◆ EXERCISE PROMPT ◆
A complete answer includes every line below with the word "JSON".

◆ LISTED RECORDS ◆
- - -

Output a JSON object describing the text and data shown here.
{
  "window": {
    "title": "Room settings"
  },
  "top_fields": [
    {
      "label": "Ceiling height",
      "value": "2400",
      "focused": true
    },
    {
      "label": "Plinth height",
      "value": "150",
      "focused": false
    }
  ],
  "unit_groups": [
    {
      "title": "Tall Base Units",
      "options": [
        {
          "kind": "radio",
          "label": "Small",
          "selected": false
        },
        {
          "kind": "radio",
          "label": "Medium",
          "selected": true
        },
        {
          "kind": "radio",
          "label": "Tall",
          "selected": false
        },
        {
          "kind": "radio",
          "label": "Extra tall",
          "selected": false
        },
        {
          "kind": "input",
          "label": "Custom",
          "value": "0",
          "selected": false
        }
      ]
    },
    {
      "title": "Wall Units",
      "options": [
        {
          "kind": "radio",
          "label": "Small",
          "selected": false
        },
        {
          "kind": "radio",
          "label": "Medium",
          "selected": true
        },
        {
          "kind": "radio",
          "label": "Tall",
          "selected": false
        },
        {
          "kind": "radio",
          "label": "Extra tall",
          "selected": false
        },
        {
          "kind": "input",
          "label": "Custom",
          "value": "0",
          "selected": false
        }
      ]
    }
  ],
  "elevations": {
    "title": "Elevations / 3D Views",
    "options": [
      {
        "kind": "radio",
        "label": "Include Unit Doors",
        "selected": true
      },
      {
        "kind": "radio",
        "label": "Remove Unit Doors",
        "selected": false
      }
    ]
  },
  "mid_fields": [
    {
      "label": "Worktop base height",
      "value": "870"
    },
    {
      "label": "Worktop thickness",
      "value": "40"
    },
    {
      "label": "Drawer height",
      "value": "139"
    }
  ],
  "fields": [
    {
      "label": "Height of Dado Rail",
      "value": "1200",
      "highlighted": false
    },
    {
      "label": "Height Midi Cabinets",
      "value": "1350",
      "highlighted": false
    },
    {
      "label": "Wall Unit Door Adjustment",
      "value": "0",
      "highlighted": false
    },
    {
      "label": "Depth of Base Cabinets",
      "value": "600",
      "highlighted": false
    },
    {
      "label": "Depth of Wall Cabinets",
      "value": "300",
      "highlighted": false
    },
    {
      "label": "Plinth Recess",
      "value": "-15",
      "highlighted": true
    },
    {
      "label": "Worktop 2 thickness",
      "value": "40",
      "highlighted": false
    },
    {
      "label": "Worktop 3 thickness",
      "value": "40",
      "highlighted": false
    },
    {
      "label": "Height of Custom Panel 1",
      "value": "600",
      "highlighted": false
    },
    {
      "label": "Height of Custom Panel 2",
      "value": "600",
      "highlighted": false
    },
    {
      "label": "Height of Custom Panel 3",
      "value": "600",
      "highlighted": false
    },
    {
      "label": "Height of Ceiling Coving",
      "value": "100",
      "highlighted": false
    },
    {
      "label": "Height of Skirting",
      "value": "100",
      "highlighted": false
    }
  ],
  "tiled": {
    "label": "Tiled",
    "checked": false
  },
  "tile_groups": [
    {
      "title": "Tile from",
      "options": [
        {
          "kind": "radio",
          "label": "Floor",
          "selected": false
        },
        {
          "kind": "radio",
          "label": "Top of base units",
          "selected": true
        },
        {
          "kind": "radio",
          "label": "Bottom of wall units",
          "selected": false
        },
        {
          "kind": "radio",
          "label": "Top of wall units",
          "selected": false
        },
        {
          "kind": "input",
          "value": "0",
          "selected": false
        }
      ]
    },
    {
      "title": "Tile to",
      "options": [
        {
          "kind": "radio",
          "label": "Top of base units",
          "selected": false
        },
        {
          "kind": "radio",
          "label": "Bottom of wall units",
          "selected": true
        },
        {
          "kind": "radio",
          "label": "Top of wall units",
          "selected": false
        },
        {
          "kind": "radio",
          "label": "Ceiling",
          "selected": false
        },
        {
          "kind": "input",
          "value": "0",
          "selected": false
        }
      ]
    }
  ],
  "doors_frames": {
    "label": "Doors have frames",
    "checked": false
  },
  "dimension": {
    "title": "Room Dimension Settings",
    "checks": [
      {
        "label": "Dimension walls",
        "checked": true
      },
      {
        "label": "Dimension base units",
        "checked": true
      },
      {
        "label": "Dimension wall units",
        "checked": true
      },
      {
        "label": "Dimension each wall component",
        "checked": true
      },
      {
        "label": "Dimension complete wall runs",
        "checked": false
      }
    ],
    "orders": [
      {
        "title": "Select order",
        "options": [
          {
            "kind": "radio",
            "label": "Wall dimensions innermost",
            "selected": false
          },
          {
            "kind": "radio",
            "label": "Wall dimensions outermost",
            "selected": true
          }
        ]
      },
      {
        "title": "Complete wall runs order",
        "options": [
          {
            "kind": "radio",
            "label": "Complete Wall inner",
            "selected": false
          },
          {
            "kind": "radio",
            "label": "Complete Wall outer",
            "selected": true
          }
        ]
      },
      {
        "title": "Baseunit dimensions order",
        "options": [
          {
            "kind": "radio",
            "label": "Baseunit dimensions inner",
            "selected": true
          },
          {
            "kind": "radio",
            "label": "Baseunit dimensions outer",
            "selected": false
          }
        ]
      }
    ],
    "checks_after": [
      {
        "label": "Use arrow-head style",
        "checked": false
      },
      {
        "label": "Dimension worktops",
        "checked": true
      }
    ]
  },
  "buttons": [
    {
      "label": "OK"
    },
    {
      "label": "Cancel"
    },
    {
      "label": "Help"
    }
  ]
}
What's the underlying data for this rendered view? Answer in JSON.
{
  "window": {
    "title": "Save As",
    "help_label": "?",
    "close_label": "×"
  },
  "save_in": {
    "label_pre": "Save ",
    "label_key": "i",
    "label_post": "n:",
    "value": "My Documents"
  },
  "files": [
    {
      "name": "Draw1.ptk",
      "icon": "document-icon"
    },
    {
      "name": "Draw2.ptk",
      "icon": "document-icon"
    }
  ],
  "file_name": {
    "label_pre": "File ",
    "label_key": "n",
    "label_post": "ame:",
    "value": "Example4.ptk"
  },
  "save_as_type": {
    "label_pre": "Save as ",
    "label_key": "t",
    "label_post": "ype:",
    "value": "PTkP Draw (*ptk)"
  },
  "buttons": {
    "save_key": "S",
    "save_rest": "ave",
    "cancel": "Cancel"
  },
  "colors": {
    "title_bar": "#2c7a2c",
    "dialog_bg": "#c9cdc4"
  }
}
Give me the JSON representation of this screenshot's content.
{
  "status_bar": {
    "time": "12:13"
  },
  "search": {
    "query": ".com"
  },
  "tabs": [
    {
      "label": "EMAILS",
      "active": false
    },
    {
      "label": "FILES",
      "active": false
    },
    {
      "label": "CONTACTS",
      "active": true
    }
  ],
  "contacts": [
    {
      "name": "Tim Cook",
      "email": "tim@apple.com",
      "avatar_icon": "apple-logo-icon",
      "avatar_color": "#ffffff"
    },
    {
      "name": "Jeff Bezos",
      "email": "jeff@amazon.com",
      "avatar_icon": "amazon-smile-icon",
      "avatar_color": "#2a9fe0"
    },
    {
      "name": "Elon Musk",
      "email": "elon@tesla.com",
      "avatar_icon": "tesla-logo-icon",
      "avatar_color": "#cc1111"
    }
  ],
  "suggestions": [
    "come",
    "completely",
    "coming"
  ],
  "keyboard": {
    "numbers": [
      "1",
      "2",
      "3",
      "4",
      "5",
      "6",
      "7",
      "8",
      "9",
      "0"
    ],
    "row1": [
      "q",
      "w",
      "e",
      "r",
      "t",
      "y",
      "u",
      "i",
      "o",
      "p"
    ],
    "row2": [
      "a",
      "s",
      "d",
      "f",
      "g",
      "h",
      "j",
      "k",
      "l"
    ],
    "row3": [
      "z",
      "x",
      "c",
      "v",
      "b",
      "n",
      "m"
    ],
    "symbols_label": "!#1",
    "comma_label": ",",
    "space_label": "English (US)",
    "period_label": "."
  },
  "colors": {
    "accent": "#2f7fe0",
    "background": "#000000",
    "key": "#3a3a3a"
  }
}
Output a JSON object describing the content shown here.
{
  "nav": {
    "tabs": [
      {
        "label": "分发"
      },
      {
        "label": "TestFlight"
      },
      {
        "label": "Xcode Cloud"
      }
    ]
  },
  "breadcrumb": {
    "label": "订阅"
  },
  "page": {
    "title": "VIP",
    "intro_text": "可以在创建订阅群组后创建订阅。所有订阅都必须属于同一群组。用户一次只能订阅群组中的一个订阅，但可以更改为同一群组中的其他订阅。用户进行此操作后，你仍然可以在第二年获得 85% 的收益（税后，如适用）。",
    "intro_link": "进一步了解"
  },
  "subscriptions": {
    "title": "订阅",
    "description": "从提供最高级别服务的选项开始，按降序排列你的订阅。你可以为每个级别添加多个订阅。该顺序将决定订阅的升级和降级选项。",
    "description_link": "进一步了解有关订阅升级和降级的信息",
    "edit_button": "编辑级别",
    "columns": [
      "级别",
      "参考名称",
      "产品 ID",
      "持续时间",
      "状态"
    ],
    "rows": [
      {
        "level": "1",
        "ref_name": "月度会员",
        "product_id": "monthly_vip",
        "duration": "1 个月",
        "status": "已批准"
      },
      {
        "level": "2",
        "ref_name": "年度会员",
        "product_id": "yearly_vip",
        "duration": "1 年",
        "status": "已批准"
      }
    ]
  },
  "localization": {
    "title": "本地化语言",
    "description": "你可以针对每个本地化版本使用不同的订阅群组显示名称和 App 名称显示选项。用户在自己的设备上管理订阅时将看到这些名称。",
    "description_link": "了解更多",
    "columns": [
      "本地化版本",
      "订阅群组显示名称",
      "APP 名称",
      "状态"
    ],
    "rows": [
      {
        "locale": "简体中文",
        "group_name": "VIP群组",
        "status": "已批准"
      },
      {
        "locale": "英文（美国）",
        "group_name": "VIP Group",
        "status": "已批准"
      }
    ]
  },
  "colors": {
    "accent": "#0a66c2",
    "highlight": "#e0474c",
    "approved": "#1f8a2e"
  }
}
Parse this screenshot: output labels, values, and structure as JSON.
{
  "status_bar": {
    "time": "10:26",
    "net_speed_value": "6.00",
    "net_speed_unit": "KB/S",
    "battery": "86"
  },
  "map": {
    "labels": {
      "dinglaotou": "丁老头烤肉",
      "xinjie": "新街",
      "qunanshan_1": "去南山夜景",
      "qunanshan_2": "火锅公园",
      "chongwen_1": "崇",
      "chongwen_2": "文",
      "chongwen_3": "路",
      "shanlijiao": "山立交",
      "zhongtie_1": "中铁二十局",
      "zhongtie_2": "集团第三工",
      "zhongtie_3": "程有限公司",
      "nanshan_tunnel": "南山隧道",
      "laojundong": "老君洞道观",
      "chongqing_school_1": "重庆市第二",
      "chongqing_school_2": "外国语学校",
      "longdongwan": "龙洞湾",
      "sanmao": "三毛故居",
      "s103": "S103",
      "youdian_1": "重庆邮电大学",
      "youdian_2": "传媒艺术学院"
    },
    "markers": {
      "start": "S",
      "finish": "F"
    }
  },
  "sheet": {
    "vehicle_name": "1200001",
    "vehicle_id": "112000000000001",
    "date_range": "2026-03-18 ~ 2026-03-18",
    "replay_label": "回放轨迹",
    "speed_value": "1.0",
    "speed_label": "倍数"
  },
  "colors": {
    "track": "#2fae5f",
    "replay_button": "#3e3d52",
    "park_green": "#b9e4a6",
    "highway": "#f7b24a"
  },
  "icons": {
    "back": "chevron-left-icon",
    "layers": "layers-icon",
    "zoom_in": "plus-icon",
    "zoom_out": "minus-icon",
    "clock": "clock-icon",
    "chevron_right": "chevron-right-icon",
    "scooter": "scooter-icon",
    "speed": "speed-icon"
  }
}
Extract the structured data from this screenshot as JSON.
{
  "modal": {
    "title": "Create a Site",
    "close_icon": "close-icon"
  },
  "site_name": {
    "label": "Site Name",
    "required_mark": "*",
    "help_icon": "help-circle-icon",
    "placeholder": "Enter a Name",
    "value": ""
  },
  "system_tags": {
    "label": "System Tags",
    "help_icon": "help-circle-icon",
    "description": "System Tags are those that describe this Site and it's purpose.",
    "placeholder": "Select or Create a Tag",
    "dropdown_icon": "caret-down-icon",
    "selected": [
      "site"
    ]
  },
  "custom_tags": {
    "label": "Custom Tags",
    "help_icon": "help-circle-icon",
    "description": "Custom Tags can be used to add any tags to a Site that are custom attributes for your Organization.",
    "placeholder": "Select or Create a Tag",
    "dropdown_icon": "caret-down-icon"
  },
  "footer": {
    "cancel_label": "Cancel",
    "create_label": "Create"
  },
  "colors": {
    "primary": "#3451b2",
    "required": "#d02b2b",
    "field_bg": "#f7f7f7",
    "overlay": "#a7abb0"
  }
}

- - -

◆ RESPONSE TO THE EXERCISE ◆
Output a JSON object describing the text and data shown here.
What's the underlying data for this rendered view? Answer in JSON.
Give me the JSON representation of this screenshot's content.
Output a JSON object describing the content shown here.
Parse this screenshot: output labels, values, and structure as JSON.
Extract the structured data from this screenshot as JSON.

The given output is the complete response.